Based on recent research, the increase in unemployment during the COVID-19 pandemic is significantly higher than the increase during the period between 2007-2009, also known as the Great Recession. Which leads to this question: How will the coronavirus affect Social Security benefits? According to USA Today, there are signs that Social Security benefit cuts might happen sooner than you hope.
On the surface, there are two things you can look at to make an intelligent guess as to how the current climate might affect the Social Security program.

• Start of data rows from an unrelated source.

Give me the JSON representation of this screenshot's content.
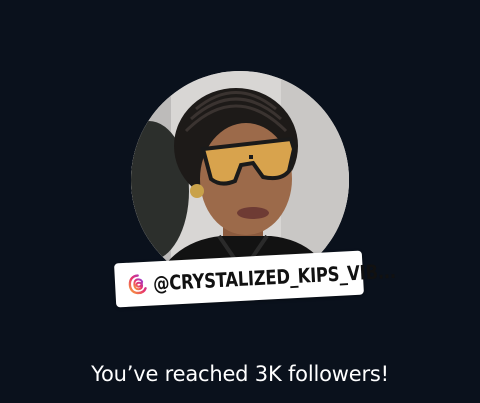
{
  "profile": {
    "username": "@CRYSTALIZED_KIPS_VIB...",
    "username_icon": "threads-icon"
  },
  "milestone": {
    "message": "You’ve reached 3K followers!"
  },
  "colors": {
    "background": "#0a111c",
    "sticker": "#ffffff",
    "text": "#ffffff"
  }
}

According to the CDC, the highest rates for death due to the coronavirus belong to the 65-years-old-and-above age bracket, the demographic that has the most to benefit from the program. If more people die in that age range, fewer people claim benefits, which might mean there would be more Social Security funds available for those senior citizens who are living.

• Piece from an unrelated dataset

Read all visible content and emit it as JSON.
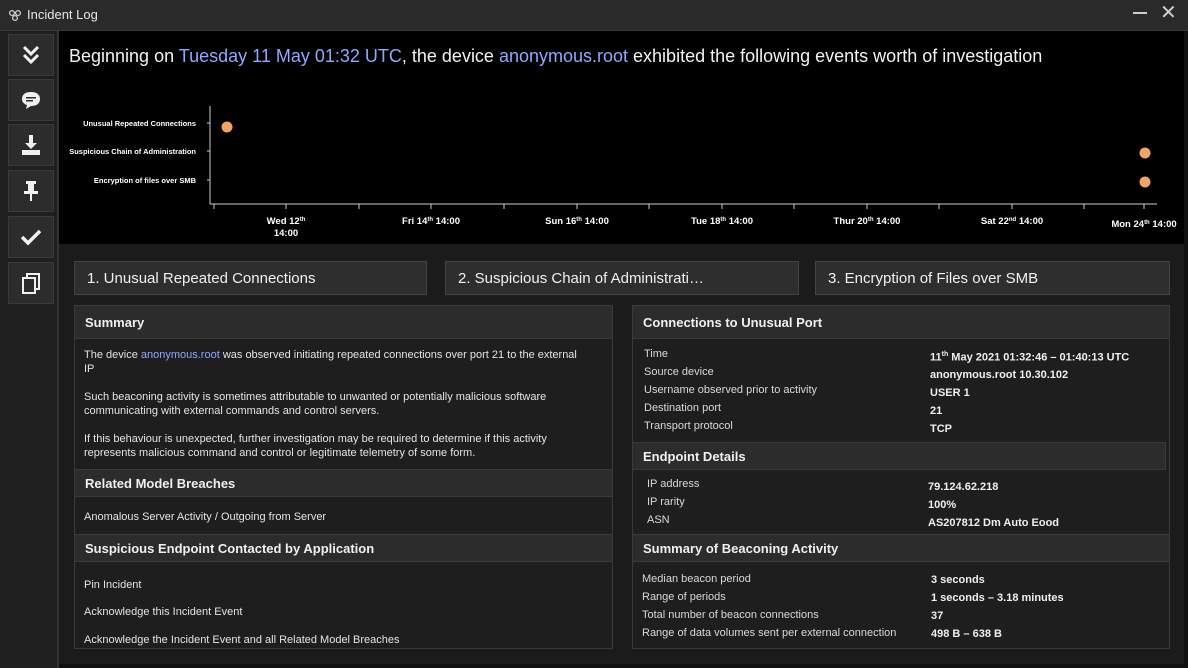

You can also take a look at the effect of the coronavirus on jobs. In order to function, the Social Security Administration (SSA) mainly uses payroll taxes—also known as the Old-Age, Survivors, and Disability Insurance (OASDI) tax—paid by the currently employed to cover the benefits of today’s retirees.
Americans who have lost their jobs during the pandemic clearly have no wages to be taxed, so there’s a significantly lower amount of funds going into the program. Additionally, unemployed workers who belong to an older age bracket may be forced into retirement and decide to claim Social Security benefits earlier than they expected. These two scenarios make the possibility of sooner benefit cuts a lot more probable.

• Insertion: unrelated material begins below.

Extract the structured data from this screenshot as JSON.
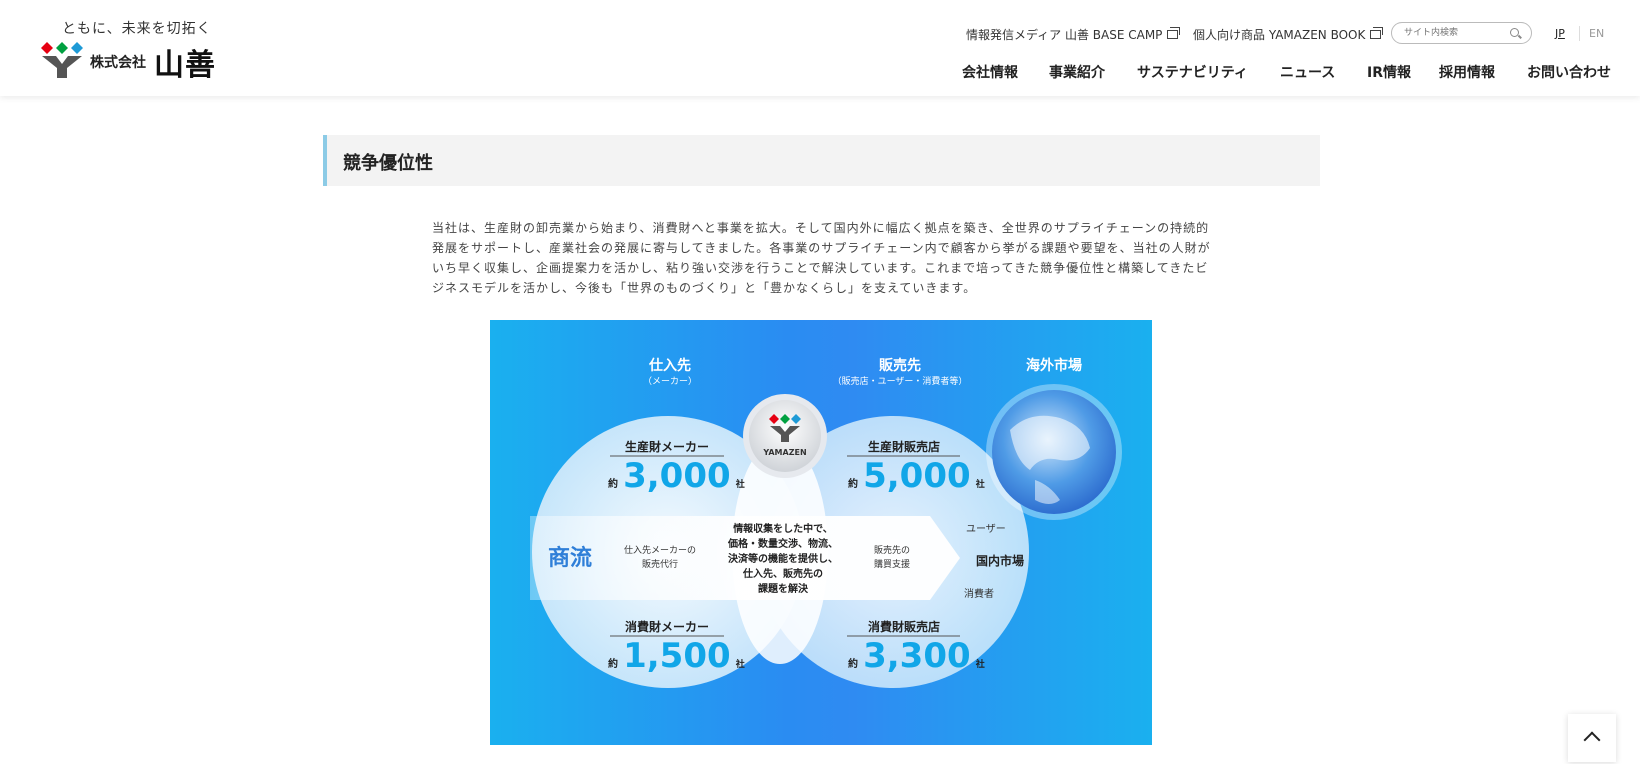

The future of Social Security depends on how the unemployment and death rates will fluctuate and whether COVID-19 will cause a long-term recession. According to a Penn Wharton Budget Model projection, given the assumption that tax rates remained the same and the coronavirus crisis never happened, the Social Security trust funds would run out in 2036. If the pandemic were to cause a recession, the projection changes to 2034 if the country recovers quickly and 2032 if it recovers slowly.
It also depends on what steps the government takes in the next 10 years to shore up Social Security. President Trump’s constant push for a payroll tax cut is hardly helpful to those most in need at this time—while it offers workers more take-home pay, it also reduces contributions to federal programs that are important in the age of quarantine, such as Medicare and Social Security. Also, a payroll tax cut obviously wouldn’t help anybody who has lost their job and is no longer on a payroll.
Although the Social Security program is, as of now, not on the brink and current beneficiaries are not at risk of losing their payouts, the wisest course of action is to prepare for the worst-case scenario. If you are lucky enough to still have a job, increasing your retirement fund contributions seems like a good place to start, as well as considering delaying retirement to increase your Social Security payouts later on. According to SimpleWise’s July 2020 Retirement Confidence Index, one in five Americans are now planning to delay claiming their retirement benefits.